In a bid to restore the credibility of the system, Stone has allowed representatives of the International Committee of the Red Cross, Iraqi government, military and other agencies to visit Cropper and Bucca.

Similar efforts have been made in Saudi Arabia, Yemen and Singapore. But, until recently, there had been no comparable effort in Iraq.

Some analysts say there isn't enough data to gauge the effectiveness of such programs.

Stone said that none of the more than 1,000 detainees who had been through his programs had been arrested again.

But he acknowledged that it was too soon to tell whether that would remain the case. [bold added]
General Stone, when he says that this is "the battlefield of the mind", clearly understands his words about as well as a parrot comprehends the human voices it imitates. Otherwise, he would realize that he is wasting his time (and our money) by making use of the exact same faith-based method and the exact same content that turned our enemies into brutes in the first place -- to attempt to civilize them or render them less hostile in the very least!

This activity by our government is so wrong on so many levels I barely know where to begin. About the best I can come up with at this instant is to say something like, "Damn straight this is a battle of the mind -- and you're on the wrong side!" Our nation was founded on the notion that man has the inalienable right to live his own life as he sees fit. To protect that right from foreign and domestic enemies was the explicit purpose of its government, no more and no less.

I don't give a damn whether some fool in the Middle East kowtows towards a rock and mumbles prayers five times a day, so long as he can't harm me. Our government's job isn't to provide him (or anyone else) religious instruction. It's to make him unable to harm me or at least afraid to try.

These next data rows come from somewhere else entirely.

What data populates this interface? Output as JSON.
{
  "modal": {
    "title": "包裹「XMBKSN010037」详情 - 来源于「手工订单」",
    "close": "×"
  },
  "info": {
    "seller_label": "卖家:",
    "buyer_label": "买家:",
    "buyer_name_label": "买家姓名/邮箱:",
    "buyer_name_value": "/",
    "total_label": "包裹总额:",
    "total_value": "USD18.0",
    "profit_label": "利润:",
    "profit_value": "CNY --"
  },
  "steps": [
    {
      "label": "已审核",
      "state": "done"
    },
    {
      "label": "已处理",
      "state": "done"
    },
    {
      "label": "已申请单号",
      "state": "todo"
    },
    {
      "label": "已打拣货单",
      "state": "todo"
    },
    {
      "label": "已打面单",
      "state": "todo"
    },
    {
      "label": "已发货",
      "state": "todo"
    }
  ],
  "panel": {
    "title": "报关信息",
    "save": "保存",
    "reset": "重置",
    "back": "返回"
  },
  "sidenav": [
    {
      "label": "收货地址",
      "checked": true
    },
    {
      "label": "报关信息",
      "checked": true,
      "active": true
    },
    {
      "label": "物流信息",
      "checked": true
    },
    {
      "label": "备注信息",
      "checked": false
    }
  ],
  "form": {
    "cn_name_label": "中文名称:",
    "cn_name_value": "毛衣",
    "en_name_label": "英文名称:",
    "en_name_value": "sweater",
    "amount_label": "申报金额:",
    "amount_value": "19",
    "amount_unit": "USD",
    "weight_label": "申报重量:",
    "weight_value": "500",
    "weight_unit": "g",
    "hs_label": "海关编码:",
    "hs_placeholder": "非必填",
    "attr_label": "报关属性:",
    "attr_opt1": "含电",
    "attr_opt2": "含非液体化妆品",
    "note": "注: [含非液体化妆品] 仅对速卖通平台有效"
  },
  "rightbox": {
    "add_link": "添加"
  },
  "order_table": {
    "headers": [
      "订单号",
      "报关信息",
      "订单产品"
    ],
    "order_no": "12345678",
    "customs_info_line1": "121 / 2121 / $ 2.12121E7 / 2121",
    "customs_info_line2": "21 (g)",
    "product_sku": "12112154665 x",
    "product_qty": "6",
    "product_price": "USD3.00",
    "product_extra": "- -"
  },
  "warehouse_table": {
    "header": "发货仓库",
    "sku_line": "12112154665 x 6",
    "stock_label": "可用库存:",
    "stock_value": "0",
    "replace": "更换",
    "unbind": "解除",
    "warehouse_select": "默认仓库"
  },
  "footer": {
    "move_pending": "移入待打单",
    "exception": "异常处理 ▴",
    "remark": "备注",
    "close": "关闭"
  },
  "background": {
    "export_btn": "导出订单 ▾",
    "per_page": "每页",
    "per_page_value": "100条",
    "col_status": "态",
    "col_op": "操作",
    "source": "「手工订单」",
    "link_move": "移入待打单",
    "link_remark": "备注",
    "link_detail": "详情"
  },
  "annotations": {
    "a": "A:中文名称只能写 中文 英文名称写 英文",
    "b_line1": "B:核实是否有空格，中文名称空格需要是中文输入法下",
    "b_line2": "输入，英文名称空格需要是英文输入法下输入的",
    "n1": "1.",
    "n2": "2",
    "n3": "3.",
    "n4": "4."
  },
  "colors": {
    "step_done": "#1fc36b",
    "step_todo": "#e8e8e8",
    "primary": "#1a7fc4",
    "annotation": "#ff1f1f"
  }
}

Over two centuries of American success in self-defense have shown that bullets are cheaper and more effective for this purpose. But apparently, our leaders have chosen to act by blind faith instead, and hope that by some miracle, Koranic teachings will suddenly lead to a different result this time.

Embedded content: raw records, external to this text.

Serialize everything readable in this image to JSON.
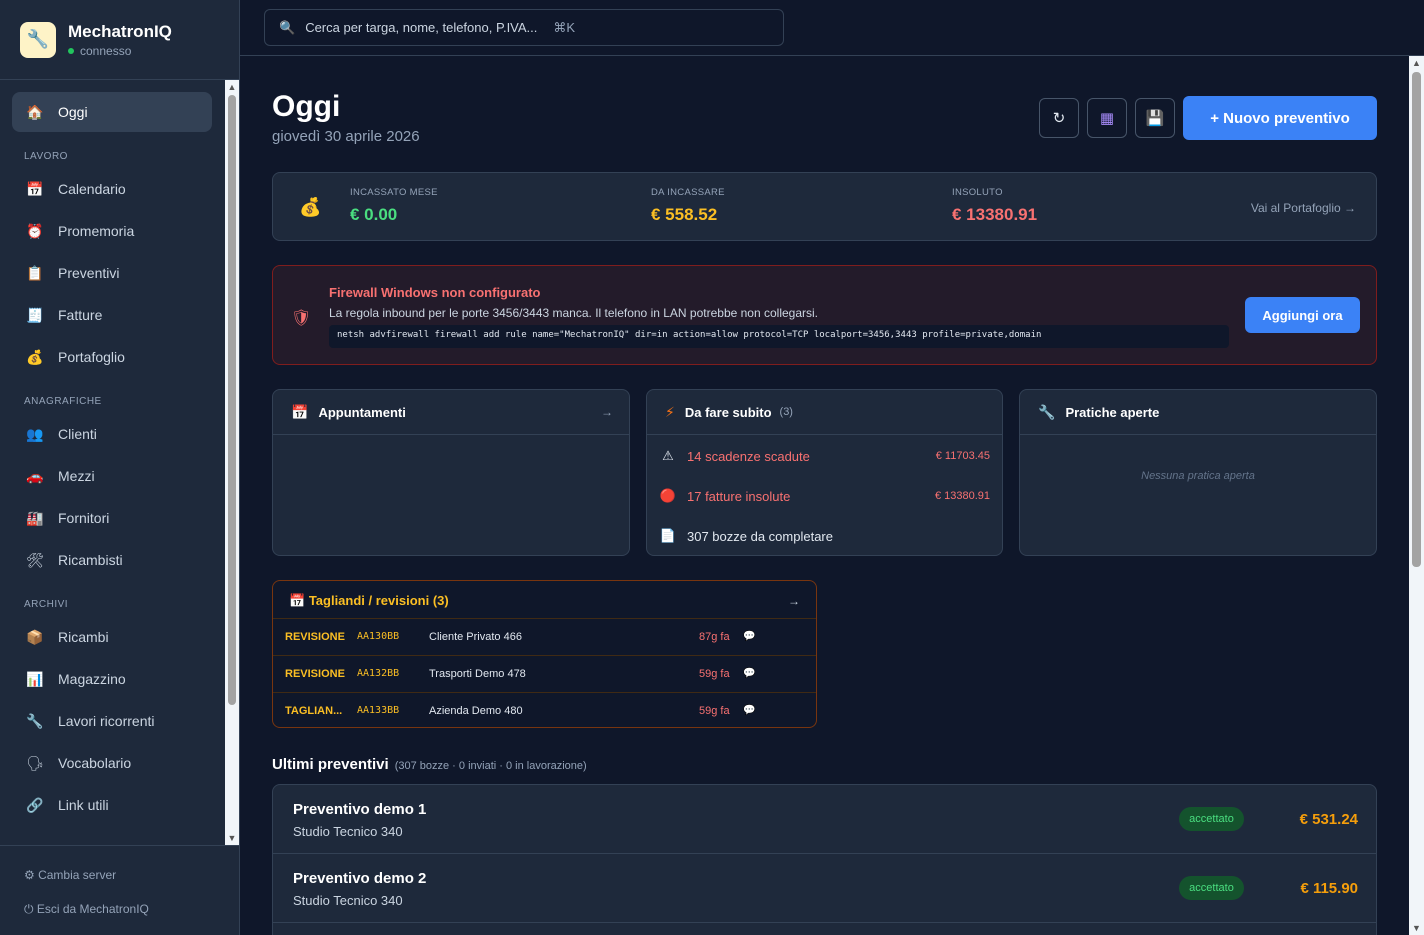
{
  "brand": {
    "name": "MechatronIQ",
    "status": "connesso",
    "logo_icon": "wrench-phone-logo"
  },
  "sidebar": {
    "active": {
      "label": "Oggi",
      "icon": "house-icon"
    },
    "sections": {
      "lavoro": "LAVORO",
      "anagrafiche": "ANAGRAFICHE",
      "archivi": "ARCHIVI"
    },
    "items": [
      {
        "label": "Calendario",
        "icon": "calendar-icon"
      },
      {
        "label": "Promemoria",
        "icon": "alarm-clock-icon"
      },
      {
        "label": "Preventivi",
        "icon": "clipboard-icon"
      },
      {
        "label": "Fatture",
        "icon": "receipt-icon"
      },
      {
        "label": "Portafoglio",
        "icon": "money-bag-icon"
      },
      {
        "label": "Clienti",
        "icon": "people-icon"
      },
      {
        "label": "Mezzi",
        "icon": "car-icon"
      },
      {
        "label": "Fornitori",
        "icon": "factory-icon"
      },
      {
        "label": "Ricambisti",
        "icon": "tools-icon"
      },
      {
        "label": "Ricambi",
        "icon": "package-icon"
      },
      {
        "label": "Magazzino",
        "icon": "bar-chart-icon"
      },
      {
        "label": "Lavori ricorrenti",
        "icon": "wrench-icon"
      },
      {
        "label": "Vocabolario",
        "icon": "speaking-head-icon"
      },
      {
        "label": "Link utili",
        "icon": "link-icon"
      }
    ],
    "footer": {
      "change_server": "⚙ Cambia server",
      "logout": "⏻ Esci da MechatronIQ"
    }
  },
  "search": {
    "placeholder": "Cerca per targa, nome, telefono, P.IVA...",
    "shortcut": "⌘K"
  },
  "page": {
    "title": "Oggi",
    "date": "giovedì 30 aprile 2026",
    "new_quote": "+ Nuovo preventivo"
  },
  "toolbar": {
    "refresh": "↻",
    "calculator": "▦",
    "save": "💾"
  },
  "stats": {
    "incassato_label": "INCASSATO MESE",
    "incassato_value": "€ 0.00",
    "da_incassare_label": "DA INCASSARE",
    "da_incassare_value": "€ 558.52",
    "insoluto_label": "INSOLUTO",
    "insoluto_value": "€ 13380.91",
    "link": "Vai al Portafoglio →"
  },
  "alert": {
    "title": "Firewall Windows non configurato",
    "description": "La regola inbound per le porte 3456/3443 manca. Il telefono in LAN potrebbe non collegarsi.",
    "command": "netsh advfirewall firewall add rule name=\"MechatronIQ\" dir=in action=allow protocol=TCP localport=3456,3443 profile=private,domain",
    "button": "Aggiungi ora"
  },
  "appointments": {
    "title": "Appuntamenti",
    "arrow": "→"
  },
  "todo": {
    "title": "Da fare subito",
    "count": "(3)",
    "items": [
      {
        "label": "14 scadenze scadute",
        "amount": "€ 11703.45",
        "icon": "warning-icon"
      },
      {
        "label": "17 fatture insolute",
        "amount": "€ 13380.91",
        "icon": "red-circle-icon"
      },
      {
        "label": "307 bozze da completare",
        "icon": "document-icon"
      }
    ]
  },
  "open_practices": {
    "title": "Pratiche aperte",
    "empty": "Nessuna pratica aperta"
  },
  "tagliandi": {
    "title": "Tagliandi / revisioni (3)",
    "arrow": "→",
    "rows": [
      {
        "kind": "REVISIONE",
        "plate": "AA130BB",
        "client": "Cliente Privato 466",
        "ago": "87g fa"
      },
      {
        "kind": "REVISIONE",
        "plate": "AA132BB",
        "client": "Trasporti Demo 478",
        "ago": "59g fa"
      },
      {
        "kind": "TAGLIAN...",
        "plate": "AA133BB",
        "client": "Azienda Demo 480",
        "ago": "59g fa"
      }
    ]
  },
  "quotes": {
    "title": "Ultimi preventivi",
    "meta": "(307 bozze · 0 inviati · 0 in lavorazione)",
    "rows": [
      {
        "title": "Preventivo demo 1",
        "client": "Studio Tecnico 340",
        "status": "accettato",
        "amount": "€ 531.24"
      },
      {
        "title": "Preventivo demo 2",
        "client": "Studio Tecnico 340",
        "status": "accettato",
        "amount": "€ 115.90"
      }
    ]
  },
  "colors": {
    "accent": "#3b82f6",
    "green": "#4ade80",
    "amber": "#f59e0b",
    "red": "#f87171"
  }
}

Our government appeared to be far closer to acting properly with respect to the Koran when it was rumored to be flushing it down the toilet.

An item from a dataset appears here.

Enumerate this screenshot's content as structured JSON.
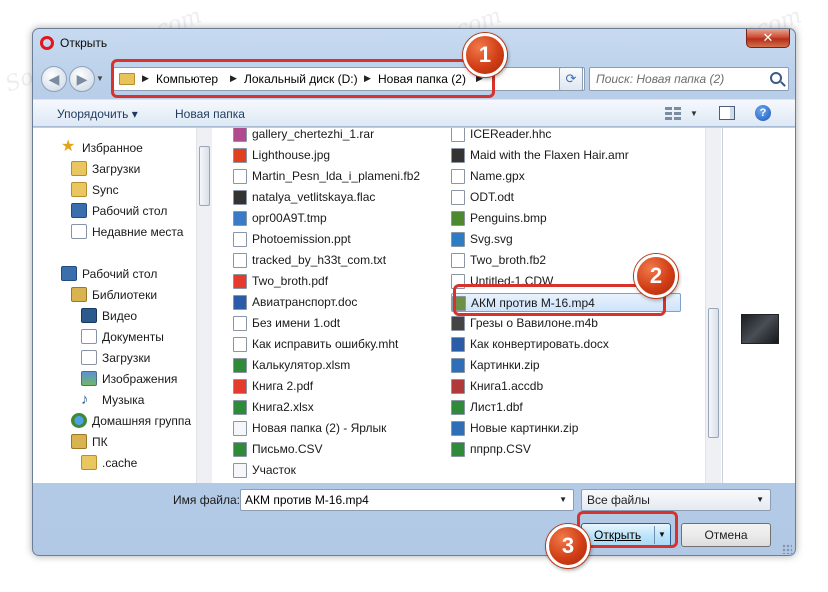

-- CAV


Anonymous said...

"Our government appeared to be far closer to acting properly with respect to the Koran when it was rumored to be flushing it down the toilet."

Awesome line. I think what this episode illustrates is the failure of the "reformist" model for our war strategy. This (largely) Neo-Conservative strategy rests on the premise that in order for the US to be safe the Islamic world must be reformed. Therefore it is up to US troops to turn a seething cauldron of hatred, mysticism, and tribalism like Iraq into an enlightened Western nation. This is pure socio-political fantasy. Yet it is our foreign policy.

I think a better strategy would be to destroy all military and economic threats posed by the Islamic world and then isolate that Islamic world in its historic lands as much as possible. Rebuilding, reforming, "democratizing" are all, in today's context with 5 years of data to draw from, altruistic in my opinion. We are waging a war that focuses on helping Muslims instead of waging a war that focuses on protecting us.

John KIm

Gus Van Horn said...

"We are waging a war that focuses on helping Muslims instead of waging a war that focuses on protecting us."

That, too is a good line.